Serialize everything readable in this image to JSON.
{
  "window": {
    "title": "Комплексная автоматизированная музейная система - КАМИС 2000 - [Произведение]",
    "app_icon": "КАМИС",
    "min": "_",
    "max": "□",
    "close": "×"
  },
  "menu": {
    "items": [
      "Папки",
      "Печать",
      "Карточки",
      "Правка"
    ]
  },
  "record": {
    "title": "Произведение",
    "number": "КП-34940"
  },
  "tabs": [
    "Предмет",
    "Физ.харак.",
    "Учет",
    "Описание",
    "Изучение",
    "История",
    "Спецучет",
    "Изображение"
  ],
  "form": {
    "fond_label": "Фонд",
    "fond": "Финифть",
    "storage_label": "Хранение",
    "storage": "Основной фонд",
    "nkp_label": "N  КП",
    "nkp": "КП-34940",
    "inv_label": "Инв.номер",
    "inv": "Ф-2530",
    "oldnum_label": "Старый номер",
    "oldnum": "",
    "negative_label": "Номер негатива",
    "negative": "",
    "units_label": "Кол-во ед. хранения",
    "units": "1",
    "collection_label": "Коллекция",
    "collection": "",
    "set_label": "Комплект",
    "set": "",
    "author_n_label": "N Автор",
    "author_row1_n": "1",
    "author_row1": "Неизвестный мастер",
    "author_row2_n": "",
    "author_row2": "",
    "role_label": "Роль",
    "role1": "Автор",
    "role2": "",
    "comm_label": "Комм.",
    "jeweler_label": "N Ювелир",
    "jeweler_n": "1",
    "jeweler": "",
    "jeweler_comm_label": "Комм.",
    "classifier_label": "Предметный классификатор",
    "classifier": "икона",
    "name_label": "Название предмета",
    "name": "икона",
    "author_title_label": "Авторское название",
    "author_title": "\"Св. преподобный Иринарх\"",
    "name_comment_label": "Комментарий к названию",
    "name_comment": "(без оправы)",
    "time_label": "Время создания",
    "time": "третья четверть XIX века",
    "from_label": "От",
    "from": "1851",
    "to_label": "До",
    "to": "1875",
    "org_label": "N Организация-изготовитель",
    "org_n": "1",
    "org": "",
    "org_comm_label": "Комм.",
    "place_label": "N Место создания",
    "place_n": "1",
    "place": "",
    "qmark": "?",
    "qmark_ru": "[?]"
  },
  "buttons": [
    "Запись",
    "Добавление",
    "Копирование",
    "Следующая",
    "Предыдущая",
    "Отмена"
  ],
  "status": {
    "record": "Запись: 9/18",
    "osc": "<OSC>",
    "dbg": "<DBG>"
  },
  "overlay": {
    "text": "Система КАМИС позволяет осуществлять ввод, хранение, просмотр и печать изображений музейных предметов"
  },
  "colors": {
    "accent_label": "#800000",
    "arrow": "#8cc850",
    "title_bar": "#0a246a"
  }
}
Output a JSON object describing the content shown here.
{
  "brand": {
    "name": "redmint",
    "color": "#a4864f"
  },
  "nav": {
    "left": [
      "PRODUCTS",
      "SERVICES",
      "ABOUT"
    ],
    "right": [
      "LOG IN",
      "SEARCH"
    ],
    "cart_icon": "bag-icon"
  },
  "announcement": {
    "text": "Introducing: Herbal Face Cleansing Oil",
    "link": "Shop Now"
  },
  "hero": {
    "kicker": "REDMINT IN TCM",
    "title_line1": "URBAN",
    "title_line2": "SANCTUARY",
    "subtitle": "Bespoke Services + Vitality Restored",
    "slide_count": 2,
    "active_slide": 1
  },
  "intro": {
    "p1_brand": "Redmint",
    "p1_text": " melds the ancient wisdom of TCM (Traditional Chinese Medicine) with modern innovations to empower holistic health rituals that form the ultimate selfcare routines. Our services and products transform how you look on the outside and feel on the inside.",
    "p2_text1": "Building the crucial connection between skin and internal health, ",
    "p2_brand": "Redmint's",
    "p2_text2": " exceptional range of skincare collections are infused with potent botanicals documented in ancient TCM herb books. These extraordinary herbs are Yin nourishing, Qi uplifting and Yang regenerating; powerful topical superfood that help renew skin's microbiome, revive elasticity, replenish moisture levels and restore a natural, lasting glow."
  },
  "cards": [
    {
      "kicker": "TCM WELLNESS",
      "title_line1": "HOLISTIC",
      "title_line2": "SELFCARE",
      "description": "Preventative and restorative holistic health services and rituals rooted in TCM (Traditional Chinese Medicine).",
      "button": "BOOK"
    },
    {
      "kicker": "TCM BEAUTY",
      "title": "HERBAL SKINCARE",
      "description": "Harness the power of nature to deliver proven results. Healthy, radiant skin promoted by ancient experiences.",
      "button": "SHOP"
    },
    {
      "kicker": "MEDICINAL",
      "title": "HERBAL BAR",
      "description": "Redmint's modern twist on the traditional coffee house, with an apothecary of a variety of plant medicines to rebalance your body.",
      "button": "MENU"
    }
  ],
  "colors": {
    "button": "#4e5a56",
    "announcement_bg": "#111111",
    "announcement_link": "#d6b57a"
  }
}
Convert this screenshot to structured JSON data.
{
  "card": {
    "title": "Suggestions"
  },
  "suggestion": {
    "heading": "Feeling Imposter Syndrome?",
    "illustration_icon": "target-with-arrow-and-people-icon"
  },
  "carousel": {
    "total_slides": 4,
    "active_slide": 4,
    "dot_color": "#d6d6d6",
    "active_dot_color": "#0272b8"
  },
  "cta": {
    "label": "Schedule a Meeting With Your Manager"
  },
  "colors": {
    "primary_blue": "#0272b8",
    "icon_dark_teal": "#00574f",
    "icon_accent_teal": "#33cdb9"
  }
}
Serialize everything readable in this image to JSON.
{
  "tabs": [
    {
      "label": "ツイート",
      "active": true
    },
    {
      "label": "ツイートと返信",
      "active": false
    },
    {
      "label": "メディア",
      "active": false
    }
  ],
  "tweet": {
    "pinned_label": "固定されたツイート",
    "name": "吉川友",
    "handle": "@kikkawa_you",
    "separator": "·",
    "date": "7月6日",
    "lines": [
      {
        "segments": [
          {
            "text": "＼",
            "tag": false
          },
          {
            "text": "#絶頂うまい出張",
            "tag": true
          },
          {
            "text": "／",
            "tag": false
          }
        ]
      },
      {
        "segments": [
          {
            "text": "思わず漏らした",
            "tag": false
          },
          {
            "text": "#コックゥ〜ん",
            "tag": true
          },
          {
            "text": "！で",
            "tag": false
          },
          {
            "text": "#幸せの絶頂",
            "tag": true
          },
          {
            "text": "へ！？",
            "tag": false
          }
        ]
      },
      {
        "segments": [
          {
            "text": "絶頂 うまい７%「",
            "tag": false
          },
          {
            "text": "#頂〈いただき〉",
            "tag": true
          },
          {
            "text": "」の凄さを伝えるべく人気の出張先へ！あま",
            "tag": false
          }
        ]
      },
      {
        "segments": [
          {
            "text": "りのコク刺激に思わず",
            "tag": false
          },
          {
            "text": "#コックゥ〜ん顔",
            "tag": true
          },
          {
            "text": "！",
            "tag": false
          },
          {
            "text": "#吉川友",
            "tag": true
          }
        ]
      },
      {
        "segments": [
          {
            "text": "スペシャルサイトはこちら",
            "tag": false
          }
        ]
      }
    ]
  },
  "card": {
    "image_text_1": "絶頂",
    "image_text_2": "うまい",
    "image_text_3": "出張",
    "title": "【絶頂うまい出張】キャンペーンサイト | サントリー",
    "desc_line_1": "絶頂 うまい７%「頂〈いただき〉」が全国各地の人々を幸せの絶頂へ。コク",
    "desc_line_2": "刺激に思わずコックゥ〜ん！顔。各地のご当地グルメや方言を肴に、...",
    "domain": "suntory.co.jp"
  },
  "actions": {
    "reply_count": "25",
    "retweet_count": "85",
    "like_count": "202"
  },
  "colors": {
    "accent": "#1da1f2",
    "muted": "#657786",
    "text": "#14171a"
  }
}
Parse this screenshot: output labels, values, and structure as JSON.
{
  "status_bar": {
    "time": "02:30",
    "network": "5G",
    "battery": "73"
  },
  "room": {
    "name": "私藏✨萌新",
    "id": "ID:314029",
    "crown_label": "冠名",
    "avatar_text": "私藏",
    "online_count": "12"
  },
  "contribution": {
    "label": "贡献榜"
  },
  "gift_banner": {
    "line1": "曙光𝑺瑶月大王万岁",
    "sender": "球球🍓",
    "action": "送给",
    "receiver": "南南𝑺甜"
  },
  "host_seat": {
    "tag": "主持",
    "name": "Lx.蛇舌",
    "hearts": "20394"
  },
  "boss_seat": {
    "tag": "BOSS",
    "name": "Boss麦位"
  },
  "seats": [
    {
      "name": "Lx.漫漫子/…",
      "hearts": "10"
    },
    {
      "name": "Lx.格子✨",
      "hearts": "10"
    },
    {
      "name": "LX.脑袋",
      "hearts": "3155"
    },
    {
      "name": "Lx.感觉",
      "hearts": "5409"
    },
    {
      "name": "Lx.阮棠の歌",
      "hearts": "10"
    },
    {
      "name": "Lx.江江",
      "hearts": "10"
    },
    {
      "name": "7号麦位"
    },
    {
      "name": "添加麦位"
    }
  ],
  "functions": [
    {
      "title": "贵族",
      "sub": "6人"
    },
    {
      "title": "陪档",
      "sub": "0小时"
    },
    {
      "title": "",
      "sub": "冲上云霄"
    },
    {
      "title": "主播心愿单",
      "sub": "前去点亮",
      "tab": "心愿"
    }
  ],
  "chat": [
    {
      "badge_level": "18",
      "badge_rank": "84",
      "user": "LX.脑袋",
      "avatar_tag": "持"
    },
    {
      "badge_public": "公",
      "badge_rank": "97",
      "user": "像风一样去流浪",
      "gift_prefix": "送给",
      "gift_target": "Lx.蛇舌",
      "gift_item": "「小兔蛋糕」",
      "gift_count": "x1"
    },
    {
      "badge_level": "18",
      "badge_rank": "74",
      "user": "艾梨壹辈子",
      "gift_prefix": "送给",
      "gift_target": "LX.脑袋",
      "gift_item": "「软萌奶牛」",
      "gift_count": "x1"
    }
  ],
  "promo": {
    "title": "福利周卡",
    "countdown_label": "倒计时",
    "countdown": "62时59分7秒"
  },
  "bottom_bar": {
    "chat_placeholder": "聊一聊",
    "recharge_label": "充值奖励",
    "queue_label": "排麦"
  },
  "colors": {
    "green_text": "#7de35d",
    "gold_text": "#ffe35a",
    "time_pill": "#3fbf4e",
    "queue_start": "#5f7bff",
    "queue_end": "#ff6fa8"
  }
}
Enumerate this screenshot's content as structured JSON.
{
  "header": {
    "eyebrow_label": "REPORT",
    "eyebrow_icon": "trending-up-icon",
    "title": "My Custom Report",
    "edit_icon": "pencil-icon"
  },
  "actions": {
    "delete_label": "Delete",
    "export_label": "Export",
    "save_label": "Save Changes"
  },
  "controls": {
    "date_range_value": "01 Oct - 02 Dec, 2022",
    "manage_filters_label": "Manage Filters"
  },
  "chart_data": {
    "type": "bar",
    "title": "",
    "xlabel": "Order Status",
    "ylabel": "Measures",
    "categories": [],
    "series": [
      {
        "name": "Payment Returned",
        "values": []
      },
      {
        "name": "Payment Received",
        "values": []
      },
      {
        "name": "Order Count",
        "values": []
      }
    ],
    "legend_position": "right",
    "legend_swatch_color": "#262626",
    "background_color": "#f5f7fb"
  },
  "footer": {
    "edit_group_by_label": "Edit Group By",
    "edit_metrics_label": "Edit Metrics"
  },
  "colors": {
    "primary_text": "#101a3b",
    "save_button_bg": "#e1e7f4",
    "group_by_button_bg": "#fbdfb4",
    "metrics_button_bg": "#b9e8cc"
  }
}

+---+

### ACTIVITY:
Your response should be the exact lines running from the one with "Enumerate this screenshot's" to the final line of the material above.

### RESULT FOR THIS EXERCISE:
Enumerate this screenshot's content as structured JSON.
{
  "header": {
    "eyebrow_label": "REPORT",
    "eyebrow_icon": "trending-up-icon",
    "title": "My Custom Report",
    "edit_icon": "pencil-icon"
  },
  "actions": {
    "delete_label": "Delete",
    "export_label": "Export",
    "save_label": "Save Changes"
  },
  "controls": {
    "date_range_value": "01 Oct - 02 Dec, 2022",
    "manage_filters_label": "Manage Filters"
  },
  "chart_data": {
    "type": "bar",
    "title": "",
    "xlabel": "Order Status",
    "ylabel": "Measures",
    "categories": [],
    "series": [
      {
        "name": "Payment Returned",
        "values": []
      },
      {
        "name": "Payment Received",
        "values": []
      },
      {
        "name": "Order Count",
        "values": []
      }
    ],
    "legend_position": "right",
    "legend_swatch_color": "#262626",
    "background_color": "#f5f7fb"
  },
  "footer": {
    "edit_group_by_label": "Edit Group By",
    "edit_metrics_label": "Edit Metrics"
  },
  "colors": {
    "primary_text": "#101a3b",
    "save_button_bg": "#e1e7f4",
    "group_by_button_bg": "#fbdfb4",
    "metrics_button_bg": "#b9e8cc"
  }
}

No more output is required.